Top of Information

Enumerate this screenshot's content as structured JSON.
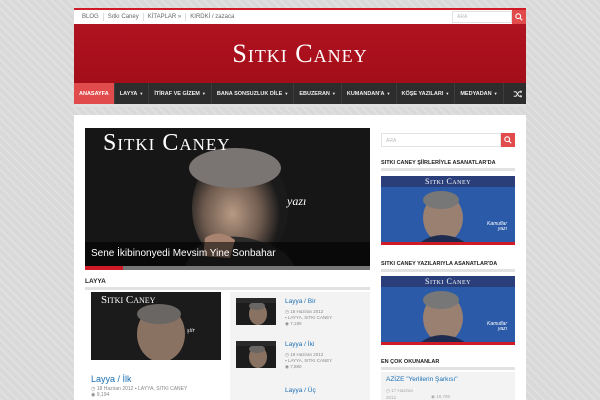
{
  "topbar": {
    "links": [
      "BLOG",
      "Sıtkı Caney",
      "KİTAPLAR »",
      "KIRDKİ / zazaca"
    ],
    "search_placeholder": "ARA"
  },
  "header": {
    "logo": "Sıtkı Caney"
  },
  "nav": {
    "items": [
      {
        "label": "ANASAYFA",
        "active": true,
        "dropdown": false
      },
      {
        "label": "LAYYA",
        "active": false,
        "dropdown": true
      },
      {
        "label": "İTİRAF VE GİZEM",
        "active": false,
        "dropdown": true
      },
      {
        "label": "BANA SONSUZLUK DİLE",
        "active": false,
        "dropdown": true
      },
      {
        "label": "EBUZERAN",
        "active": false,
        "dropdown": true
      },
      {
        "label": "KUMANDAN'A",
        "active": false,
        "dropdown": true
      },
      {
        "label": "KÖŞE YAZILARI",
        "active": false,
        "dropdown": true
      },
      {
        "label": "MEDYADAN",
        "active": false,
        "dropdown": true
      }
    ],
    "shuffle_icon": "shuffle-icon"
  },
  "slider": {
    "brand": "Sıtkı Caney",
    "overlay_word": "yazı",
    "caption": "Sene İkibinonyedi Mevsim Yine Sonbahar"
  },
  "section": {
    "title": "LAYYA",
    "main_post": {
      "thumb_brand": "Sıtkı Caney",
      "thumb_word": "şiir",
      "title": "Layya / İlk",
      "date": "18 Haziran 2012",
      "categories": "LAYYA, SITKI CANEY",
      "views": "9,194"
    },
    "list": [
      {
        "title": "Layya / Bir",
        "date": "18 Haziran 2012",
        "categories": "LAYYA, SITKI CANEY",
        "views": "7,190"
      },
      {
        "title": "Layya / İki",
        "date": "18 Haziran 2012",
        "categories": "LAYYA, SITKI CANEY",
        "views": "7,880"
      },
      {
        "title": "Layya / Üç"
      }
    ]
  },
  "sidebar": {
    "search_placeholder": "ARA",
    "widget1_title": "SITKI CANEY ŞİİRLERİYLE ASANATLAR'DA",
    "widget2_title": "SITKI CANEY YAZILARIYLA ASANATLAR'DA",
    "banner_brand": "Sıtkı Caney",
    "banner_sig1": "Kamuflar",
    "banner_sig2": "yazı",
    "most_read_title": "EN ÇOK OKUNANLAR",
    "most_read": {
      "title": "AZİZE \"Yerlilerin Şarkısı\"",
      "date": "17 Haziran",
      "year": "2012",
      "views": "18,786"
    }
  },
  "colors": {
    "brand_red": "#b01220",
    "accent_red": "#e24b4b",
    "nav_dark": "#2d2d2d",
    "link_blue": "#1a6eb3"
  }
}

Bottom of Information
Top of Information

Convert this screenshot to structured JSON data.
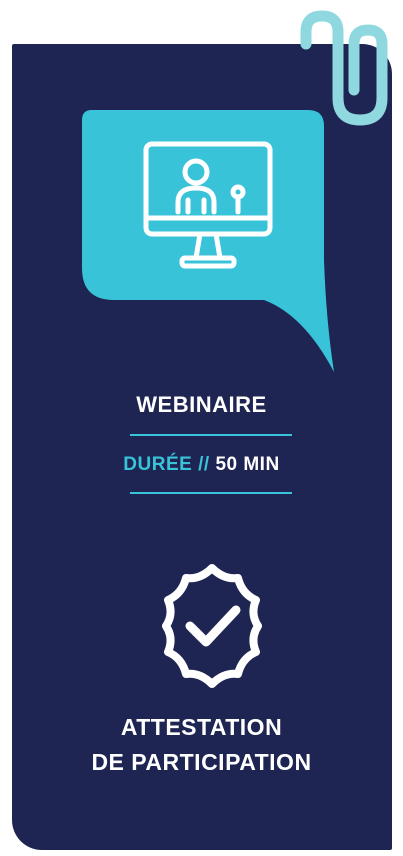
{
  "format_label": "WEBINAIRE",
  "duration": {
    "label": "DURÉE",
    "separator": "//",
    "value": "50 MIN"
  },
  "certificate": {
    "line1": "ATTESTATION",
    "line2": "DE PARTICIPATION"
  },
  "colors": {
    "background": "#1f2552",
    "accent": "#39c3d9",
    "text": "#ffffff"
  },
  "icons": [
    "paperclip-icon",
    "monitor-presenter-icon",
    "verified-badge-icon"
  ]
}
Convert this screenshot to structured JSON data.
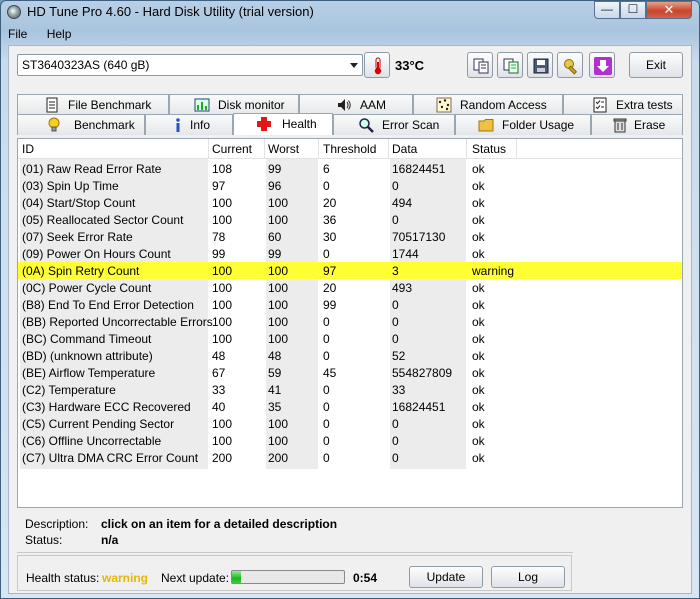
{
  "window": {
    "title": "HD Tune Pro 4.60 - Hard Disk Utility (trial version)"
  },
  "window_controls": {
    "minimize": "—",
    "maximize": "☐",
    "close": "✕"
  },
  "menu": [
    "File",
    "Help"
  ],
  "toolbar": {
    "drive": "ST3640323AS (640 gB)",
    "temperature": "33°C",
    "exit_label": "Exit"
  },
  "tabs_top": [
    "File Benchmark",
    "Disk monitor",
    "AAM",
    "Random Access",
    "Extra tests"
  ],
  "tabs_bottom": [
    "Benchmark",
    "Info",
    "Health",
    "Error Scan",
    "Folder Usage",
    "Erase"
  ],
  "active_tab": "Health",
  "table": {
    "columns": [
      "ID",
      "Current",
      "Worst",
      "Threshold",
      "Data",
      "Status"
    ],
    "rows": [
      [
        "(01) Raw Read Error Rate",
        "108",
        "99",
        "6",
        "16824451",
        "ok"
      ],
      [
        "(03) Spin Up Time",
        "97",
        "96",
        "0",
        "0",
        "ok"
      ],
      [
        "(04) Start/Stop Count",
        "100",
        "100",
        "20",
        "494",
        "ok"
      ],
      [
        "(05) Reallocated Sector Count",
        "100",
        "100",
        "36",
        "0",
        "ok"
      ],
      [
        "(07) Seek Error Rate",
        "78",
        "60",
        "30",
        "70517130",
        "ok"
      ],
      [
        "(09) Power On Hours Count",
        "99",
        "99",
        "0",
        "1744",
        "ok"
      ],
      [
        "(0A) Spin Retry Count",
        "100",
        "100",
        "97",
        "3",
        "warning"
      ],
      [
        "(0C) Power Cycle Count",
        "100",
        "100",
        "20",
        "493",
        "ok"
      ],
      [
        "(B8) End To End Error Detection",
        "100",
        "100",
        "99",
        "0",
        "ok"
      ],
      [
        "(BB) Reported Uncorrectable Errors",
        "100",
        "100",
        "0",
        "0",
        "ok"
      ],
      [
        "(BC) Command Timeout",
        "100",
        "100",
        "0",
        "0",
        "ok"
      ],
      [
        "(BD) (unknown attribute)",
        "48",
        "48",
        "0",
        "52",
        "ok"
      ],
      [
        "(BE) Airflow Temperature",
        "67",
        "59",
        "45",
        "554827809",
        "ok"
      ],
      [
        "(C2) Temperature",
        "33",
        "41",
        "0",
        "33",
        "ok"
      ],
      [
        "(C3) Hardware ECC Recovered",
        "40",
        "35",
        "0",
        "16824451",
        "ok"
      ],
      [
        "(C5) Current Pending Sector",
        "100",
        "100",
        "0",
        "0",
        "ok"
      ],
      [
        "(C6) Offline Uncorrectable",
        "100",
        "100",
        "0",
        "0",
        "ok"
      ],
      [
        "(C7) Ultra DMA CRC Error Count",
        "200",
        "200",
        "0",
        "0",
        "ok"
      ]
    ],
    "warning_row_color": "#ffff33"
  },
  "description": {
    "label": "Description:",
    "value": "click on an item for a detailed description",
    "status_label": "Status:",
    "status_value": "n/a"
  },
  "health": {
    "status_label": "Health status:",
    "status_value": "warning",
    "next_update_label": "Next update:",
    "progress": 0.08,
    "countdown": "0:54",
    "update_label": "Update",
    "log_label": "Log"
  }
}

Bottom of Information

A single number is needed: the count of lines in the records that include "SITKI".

5